Sharda Murria, Lecturer in Criminology and Policing at Birmingham City University, is Polstops’ new TS manager.
Workshop ‘Improving the governance and practice of police stops’ (24 November 2020)
Working groups 1 and 3 organised the online workshop ‘Improving the governance and practice of police stops’ that brought together a variety of resources which capture experiences of bringing about change. The workshop was attended by more than 60 participants: academic, practitioners and civil society. The discussions were informed by a series of materials and short video interviews which can be consulted here.
Interlabo ‘Police, public and diversity: complicated relations’ (30 April 2021)
Polstops partners – the CRiS research group of the Vrije Universiteit Brussel and the OD Criminology of the National Institute of Criminalistics and Criminology – organised the Interlabo on ‘Police, public and diversity: complicated relations’ focused recent qualitative studies conducted by the organising research centers that offer insights on how the local Belgian police deals with the public in all its diversity. For more information, click here.
Policing During a Pandemic: for the public health or against the usual suspects? (5-7 May 2021)
The POLSTOPS work on policing of the pandemic was reported to the CEPOL conference held on 5-7 May 2021. We presented a discussion of the evidence we reported in our White Paper. Specifically, it sought to start a discussion about the ways in which policing during the pandemic has revealed underlying issues related to Police Stops. Evidence suggests that policing in the pandemic was focused on the same populations as during ‘normal’ times. The policing of public health measures tended to focus on poorer urban communities and upon particular parts of cities and particular communities. At the same time, policing has become more visible, not least because of the death of George Floyd and the subsequent Black Lives Matter protests across the world. Police Stops is now on the agenda in more countries than before and our network is well placed to help make changes.

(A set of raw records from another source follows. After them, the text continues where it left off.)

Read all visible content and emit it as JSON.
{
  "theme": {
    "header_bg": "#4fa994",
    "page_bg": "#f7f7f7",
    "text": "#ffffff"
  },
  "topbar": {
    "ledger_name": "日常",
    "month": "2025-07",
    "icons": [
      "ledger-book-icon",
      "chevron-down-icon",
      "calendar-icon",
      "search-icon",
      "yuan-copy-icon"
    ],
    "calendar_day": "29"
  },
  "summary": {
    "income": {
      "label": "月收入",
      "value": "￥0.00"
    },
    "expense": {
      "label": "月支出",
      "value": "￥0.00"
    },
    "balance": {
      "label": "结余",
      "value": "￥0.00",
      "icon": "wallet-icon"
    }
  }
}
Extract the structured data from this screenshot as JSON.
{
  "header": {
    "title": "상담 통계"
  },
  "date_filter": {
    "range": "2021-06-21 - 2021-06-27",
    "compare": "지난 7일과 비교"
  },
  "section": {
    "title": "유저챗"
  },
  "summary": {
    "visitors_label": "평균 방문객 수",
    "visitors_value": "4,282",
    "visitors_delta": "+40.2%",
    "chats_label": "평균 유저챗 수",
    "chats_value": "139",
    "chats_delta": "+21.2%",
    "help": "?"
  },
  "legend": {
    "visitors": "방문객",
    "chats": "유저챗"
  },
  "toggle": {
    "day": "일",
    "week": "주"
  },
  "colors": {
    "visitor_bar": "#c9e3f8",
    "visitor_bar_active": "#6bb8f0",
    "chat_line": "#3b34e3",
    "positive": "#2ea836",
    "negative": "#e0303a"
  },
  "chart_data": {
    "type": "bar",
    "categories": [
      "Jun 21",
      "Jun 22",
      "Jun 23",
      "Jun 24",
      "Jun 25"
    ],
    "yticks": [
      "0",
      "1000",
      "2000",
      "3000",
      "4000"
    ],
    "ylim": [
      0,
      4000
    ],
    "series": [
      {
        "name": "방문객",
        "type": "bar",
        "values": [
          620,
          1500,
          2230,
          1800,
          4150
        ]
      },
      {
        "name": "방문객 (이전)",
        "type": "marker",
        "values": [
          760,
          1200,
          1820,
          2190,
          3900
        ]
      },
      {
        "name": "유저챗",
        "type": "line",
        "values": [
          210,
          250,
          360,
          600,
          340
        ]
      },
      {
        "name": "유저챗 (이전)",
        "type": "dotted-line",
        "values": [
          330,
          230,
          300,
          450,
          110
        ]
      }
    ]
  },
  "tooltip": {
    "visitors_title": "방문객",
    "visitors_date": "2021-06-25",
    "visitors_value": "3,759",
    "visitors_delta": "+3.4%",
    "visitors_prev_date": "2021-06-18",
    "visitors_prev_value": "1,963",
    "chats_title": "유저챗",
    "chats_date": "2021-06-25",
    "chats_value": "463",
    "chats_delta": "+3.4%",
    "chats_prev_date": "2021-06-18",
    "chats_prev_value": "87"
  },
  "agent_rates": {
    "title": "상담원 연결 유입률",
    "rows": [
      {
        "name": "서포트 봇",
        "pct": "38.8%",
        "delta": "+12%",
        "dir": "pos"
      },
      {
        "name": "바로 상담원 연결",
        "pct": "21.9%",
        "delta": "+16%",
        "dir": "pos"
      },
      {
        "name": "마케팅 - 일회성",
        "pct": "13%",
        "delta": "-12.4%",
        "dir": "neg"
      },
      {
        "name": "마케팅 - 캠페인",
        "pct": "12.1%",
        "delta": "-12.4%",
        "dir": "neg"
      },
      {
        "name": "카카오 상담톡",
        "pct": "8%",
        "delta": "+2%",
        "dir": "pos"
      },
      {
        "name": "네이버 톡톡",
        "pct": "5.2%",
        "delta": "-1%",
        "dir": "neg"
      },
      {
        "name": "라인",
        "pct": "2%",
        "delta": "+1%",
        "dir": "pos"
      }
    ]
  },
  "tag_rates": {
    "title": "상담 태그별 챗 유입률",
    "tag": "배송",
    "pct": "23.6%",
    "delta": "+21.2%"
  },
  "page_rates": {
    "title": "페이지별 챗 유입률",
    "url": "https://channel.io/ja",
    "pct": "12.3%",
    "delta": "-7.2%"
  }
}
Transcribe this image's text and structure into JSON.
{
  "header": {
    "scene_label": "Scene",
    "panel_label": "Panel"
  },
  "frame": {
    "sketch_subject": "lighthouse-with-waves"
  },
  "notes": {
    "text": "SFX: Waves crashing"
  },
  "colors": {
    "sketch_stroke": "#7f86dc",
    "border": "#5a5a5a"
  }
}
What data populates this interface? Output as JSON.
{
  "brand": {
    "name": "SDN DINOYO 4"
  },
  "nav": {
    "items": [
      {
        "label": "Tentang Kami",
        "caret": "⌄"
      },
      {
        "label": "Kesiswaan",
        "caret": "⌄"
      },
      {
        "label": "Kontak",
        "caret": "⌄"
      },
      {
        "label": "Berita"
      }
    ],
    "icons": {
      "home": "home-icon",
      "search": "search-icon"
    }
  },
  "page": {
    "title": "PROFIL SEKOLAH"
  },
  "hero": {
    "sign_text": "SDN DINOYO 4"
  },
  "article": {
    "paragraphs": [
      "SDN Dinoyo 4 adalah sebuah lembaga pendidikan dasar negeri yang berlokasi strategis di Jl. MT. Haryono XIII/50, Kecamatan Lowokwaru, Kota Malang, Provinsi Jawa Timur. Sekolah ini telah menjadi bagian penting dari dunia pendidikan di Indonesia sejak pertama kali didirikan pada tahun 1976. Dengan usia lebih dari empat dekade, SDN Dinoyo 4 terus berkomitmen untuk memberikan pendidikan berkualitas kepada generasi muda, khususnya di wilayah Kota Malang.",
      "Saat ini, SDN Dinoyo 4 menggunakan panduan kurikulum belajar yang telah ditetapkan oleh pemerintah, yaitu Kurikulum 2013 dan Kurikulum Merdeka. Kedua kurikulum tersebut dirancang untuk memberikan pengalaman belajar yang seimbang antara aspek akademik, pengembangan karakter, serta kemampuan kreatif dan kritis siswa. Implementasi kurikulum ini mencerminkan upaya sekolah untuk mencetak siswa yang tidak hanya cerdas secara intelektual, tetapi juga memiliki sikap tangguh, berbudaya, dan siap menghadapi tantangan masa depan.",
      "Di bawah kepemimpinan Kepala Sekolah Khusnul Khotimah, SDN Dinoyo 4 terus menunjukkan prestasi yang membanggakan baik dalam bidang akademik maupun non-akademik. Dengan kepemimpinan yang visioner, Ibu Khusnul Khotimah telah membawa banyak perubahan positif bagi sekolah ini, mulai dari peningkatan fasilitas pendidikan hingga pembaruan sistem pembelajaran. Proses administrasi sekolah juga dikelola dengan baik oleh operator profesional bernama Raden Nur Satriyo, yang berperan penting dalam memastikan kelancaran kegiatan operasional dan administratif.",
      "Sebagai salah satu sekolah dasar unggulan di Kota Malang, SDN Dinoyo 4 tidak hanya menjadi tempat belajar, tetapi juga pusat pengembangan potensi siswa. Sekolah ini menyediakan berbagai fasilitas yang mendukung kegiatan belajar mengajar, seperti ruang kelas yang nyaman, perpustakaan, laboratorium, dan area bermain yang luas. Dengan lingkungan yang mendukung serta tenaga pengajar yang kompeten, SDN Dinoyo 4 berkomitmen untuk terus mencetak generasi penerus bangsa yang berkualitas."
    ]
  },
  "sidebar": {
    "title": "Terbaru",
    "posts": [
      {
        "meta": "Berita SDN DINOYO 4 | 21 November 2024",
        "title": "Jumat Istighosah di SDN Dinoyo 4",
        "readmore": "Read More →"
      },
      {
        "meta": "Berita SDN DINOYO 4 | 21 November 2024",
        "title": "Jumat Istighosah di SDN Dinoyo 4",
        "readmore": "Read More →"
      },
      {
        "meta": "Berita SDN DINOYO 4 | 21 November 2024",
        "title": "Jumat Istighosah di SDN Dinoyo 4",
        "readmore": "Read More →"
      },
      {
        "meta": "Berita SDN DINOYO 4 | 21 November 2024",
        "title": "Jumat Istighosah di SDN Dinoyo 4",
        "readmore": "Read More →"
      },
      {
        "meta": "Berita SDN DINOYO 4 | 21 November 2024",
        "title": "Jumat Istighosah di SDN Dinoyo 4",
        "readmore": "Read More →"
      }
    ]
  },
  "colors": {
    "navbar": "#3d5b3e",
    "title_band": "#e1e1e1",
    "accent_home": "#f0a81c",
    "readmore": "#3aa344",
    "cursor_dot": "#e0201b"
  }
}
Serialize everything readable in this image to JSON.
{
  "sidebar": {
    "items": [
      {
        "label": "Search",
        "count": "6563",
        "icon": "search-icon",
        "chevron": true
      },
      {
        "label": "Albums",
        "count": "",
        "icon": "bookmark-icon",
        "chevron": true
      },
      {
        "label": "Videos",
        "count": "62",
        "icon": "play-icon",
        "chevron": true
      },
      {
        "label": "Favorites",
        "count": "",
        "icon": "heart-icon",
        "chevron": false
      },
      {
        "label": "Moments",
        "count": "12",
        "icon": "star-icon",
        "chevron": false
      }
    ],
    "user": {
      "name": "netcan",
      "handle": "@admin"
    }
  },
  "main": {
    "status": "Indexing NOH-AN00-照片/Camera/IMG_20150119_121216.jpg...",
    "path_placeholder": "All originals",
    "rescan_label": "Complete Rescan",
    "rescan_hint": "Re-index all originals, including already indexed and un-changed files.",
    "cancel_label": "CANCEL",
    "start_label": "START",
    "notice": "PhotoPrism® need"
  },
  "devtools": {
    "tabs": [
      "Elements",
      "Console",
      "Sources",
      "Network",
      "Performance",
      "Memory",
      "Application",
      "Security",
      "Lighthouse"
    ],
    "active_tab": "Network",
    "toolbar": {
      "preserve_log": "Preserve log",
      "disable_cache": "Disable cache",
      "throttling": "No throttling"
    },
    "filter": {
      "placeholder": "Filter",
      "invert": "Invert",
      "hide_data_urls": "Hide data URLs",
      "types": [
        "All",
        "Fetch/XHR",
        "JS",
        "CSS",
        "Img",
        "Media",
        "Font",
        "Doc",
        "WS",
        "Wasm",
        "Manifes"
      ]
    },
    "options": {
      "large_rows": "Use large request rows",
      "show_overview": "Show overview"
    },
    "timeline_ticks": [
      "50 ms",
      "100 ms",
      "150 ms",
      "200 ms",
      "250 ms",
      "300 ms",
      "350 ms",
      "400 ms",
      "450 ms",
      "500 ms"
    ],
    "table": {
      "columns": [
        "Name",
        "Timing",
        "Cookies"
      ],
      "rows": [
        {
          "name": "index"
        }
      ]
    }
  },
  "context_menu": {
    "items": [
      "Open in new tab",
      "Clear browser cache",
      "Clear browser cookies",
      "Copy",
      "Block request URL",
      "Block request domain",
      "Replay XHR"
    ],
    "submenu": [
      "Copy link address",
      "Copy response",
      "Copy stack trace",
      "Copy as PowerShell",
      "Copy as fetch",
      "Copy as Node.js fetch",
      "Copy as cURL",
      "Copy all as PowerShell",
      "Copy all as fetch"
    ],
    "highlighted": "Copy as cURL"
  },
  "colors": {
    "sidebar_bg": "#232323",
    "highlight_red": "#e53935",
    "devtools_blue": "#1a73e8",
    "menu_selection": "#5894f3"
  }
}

VIRTUAL NETWORKING TOOLS
On 28 April 2021, to respond to the unmet needs of the running COST Actions, the COST Association launched the Virtual networking tools (VNT), aimed at building capacity and spreading the uptake of virtual collaboration. This is a pilot that will run until the end of the current Grant Period and the end of Horizon 2020 – 31 October 2021. The pilot includes two new types of grants – Virtual networking support grant and Virtual mobility grants. In the coming week, we will invite the MC members to cast their e-vote via e-cost on launching the VNT call for Polstops.
We are carrying out a series of updates on our website to better reflect our current activity and to improve the accessibility and user-friendliness of the website.
New Polstops podcast
We are currently developing a new podcast on police stop and search in the framework of our Action that will feature our members who will share their experience from their respective countries and will highlight the research they are conducting in the area of stop search. We are still looking for a name – if you have a suggestion, please get in touch with us.
The podcast will be launched in September 2020 with a first season of 6 episodes. If you would like to get involved, please email us at firstname.lastname@example.org